Restate each record below word for word, skipping images.

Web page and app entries
>>

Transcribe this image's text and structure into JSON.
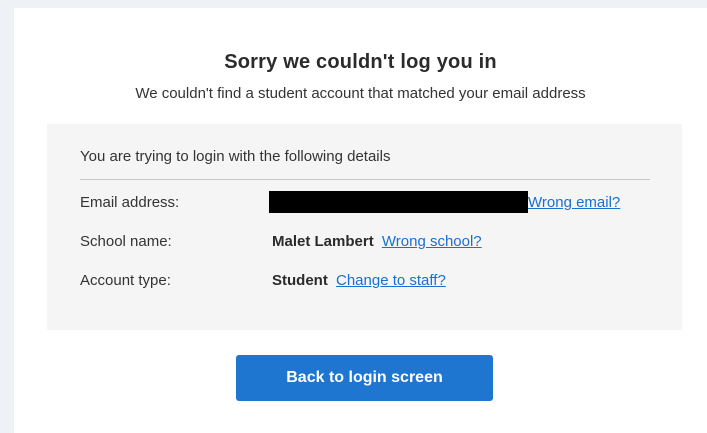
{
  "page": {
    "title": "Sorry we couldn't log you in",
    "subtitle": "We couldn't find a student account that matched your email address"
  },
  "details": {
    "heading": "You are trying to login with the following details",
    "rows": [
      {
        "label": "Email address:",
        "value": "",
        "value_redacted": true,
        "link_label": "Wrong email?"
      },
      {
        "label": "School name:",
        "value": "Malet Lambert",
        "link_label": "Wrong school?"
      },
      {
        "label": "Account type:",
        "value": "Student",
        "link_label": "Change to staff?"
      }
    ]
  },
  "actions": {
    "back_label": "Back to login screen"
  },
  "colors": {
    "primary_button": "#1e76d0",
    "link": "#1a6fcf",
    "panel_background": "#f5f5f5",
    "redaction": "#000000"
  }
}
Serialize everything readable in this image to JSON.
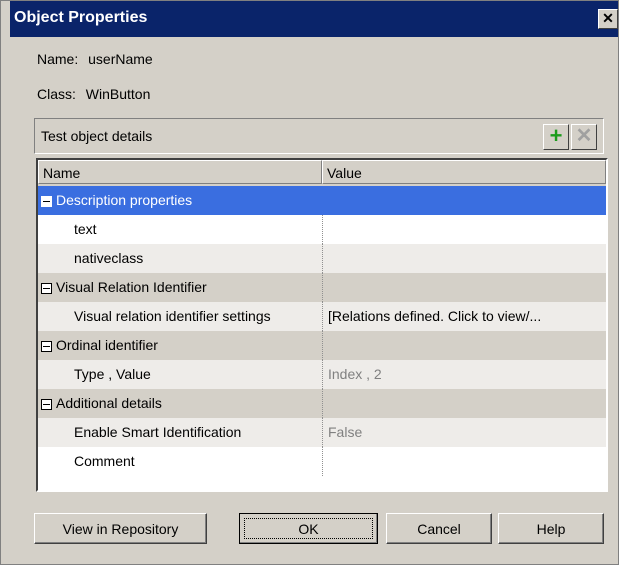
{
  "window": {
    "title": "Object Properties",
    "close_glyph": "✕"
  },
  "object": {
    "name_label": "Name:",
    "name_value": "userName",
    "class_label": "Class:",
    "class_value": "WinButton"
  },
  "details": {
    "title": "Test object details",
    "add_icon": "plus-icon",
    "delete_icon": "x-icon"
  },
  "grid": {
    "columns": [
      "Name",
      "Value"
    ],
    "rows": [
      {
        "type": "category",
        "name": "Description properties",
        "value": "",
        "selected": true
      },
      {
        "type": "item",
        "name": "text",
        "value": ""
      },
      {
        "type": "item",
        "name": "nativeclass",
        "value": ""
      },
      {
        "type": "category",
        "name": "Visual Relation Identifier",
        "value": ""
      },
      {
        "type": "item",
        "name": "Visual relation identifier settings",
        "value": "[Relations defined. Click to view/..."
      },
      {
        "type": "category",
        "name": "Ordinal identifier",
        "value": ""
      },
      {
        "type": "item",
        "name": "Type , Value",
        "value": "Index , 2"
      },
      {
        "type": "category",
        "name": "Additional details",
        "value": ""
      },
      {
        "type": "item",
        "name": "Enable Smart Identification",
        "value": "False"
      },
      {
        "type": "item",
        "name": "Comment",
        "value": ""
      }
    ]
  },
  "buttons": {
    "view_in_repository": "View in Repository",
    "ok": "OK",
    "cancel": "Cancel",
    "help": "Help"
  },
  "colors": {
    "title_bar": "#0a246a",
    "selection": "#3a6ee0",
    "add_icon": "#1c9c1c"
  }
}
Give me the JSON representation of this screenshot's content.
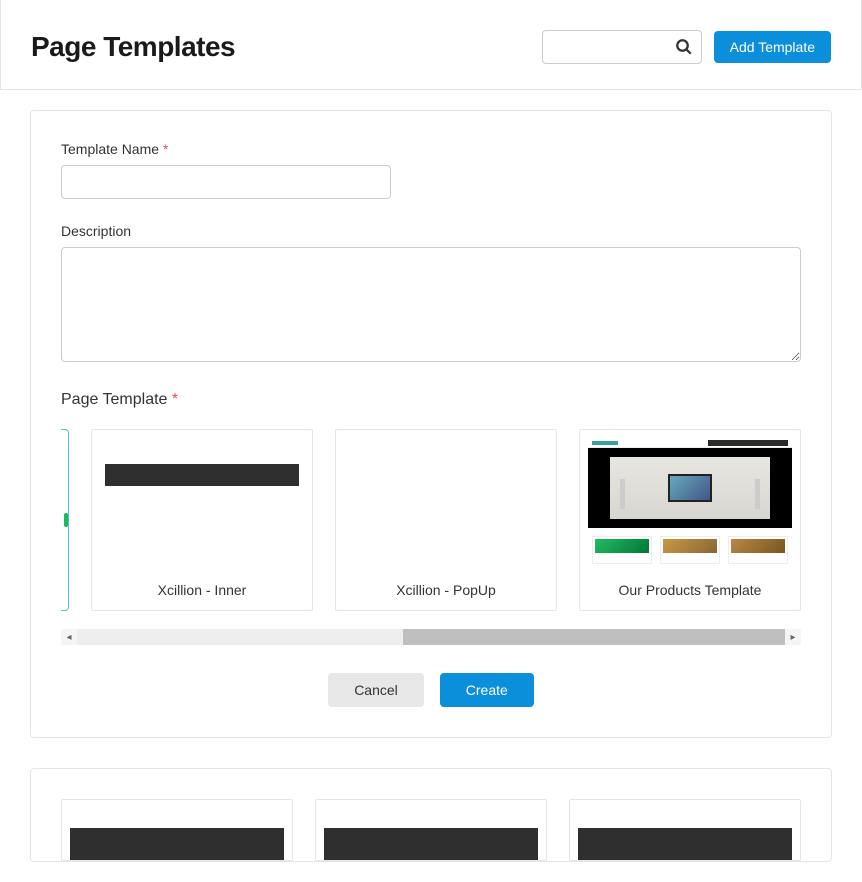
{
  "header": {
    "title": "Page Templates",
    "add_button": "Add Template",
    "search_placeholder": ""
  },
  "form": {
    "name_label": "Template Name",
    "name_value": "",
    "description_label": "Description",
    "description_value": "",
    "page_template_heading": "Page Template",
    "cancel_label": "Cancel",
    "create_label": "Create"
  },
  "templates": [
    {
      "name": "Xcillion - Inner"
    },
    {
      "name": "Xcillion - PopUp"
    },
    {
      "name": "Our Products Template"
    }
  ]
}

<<

**Response to the task**
Transcribe this image's text and structure into JSON.
{
  "page": {
    "title": "Sorry we couldn't log you in",
    "subtitle": "We couldn't find a student account that matched your email address"
  },
  "details": {
    "heading": "You are trying to login with the following details",
    "rows": [
      {
        "label": "Email address:",
        "value": "",
        "value_redacted": true,
        "link_label": "Wrong email?"
      },
      {
        "label": "School name:",
        "value": "Malet Lambert",
        "link_label": "Wrong school?"
      },
      {
        "label": "Account type:",
        "value": "Student",
        "link_label": "Change to staff?"
      }
    ]
  },
  "actions": {
    "back_label": "Back to login screen"
  },
  "colors": {
    "primary_button": "#1e76d0",
    "link": "#1a6fcf",
    "panel_background": "#f5f5f5",
    "redaction": "#000000"
  }
}
Serialize everything readable in this image to JSON.
{
  "window": {
    "title": "Object Properties",
    "close_glyph": "✕"
  },
  "object": {
    "name_label": "Name:",
    "name_value": "userName",
    "class_label": "Class:",
    "class_value": "WinButton"
  },
  "details": {
    "title": "Test object details",
    "add_icon": "plus-icon",
    "delete_icon": "x-icon"
  },
  "grid": {
    "columns": [
      "Name",
      "Value"
    ],
    "rows": [
      {
        "type": "category",
        "name": "Description properties",
        "value": "",
        "selected": true
      },
      {
        "type": "item",
        "name": "text",
        "value": ""
      },
      {
        "type": "item",
        "name": "nativeclass",
        "value": ""
      },
      {
        "type": "category",
        "name": "Visual Relation Identifier",
        "value": ""
      },
      {
        "type": "item",
        "name": "Visual relation identifier settings",
        "value": "[Relations defined. Click to view/..."
      },
      {
        "type": "category",
        "name": "Ordinal identifier",
        "value": ""
      },
      {
        "type": "item",
        "name": "Type , Value",
        "value": "Index , 2"
      },
      {
        "type": "category",
        "name": "Additional details",
        "value": ""
      },
      {
        "type": "item",
        "name": "Enable Smart Identification",
        "value": "False"
      },
      {
        "type": "item",
        "name": "Comment",
        "value": ""
      }
    ]
  },
  "buttons": {
    "view_in_repository": "View in Repository",
    "ok": "OK",
    "cancel": "Cancel",
    "help": "Help"
  },
  "colors": {
    "title_bar": "#0a246a",
    "selection": "#3a6ee0",
    "add_icon": "#1c9c1c"
  }
}
Give me the JSON representation of this screenshot's content.
{
  "header": {
    "title": "Page Templates",
    "add_button": "Add Template",
    "search_placeholder": ""
  },
  "form": {
    "name_label": "Template Name",
    "name_value": "",
    "description_label": "Description",
    "description_value": "",
    "page_template_heading": "Page Template",
    "cancel_label": "Cancel",
    "create_label": "Create"
  },
  "templates": [
    {
      "name": "Xcillion - Inner"
    },
    {
      "name": "Xcillion - PopUp"
    },
    {
      "name": "Our Products Template"
    }
  ]
}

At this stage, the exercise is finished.